_Problem description_
In this material, which lines include the string "Onion"? Show them.

_Data for this exercise_
Segment Open
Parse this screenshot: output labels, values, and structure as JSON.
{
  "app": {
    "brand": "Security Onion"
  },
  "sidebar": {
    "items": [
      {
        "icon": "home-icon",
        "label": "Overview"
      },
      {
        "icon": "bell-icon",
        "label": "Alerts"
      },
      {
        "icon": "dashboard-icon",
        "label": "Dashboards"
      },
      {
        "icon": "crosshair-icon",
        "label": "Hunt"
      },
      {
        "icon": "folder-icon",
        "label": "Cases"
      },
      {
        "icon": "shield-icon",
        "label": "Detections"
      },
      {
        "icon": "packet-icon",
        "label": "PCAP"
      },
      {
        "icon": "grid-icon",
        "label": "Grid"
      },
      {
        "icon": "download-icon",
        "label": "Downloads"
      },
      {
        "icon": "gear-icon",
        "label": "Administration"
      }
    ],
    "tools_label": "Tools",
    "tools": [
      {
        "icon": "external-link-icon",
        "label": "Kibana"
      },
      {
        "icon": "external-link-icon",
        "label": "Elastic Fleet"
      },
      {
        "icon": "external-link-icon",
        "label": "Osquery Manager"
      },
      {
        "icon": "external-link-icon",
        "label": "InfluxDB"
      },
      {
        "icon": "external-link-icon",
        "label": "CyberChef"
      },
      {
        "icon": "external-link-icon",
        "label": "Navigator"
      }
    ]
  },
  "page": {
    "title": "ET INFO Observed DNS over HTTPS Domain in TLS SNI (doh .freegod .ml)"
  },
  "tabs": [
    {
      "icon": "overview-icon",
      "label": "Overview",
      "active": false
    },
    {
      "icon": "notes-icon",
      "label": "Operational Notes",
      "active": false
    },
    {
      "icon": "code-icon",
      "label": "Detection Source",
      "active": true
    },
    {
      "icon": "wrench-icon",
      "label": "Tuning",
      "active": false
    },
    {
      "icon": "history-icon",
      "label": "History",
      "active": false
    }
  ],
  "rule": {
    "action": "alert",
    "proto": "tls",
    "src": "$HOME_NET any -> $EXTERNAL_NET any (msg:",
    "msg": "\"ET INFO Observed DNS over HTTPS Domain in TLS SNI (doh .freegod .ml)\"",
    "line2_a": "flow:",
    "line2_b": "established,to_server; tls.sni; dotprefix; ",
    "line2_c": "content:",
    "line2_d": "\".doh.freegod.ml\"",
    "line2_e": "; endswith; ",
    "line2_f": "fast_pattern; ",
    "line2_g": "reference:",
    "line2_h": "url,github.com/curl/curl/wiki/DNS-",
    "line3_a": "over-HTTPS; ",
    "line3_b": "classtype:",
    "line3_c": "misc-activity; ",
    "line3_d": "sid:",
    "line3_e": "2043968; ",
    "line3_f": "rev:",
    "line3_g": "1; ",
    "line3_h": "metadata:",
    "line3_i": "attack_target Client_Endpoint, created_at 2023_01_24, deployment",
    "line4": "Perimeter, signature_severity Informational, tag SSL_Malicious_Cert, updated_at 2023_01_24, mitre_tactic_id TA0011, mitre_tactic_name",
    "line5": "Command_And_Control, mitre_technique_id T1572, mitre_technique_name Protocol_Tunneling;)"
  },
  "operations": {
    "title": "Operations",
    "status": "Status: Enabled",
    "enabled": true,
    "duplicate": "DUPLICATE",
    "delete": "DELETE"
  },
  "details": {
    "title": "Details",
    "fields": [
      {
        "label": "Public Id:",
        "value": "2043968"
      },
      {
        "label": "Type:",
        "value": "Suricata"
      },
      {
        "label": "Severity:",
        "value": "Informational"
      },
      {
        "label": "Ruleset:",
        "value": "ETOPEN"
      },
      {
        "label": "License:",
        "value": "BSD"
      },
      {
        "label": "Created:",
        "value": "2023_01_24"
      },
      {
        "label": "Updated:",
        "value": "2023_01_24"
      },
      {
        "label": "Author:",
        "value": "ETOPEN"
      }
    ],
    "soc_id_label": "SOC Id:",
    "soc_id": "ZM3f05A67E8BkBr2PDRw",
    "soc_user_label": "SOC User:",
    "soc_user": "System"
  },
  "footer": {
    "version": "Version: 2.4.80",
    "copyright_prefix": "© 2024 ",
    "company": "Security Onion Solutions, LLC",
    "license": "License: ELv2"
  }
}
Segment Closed
_Written response_
    "brand": "Security Onion"
    "company": "Security Onion Solutions, LLC",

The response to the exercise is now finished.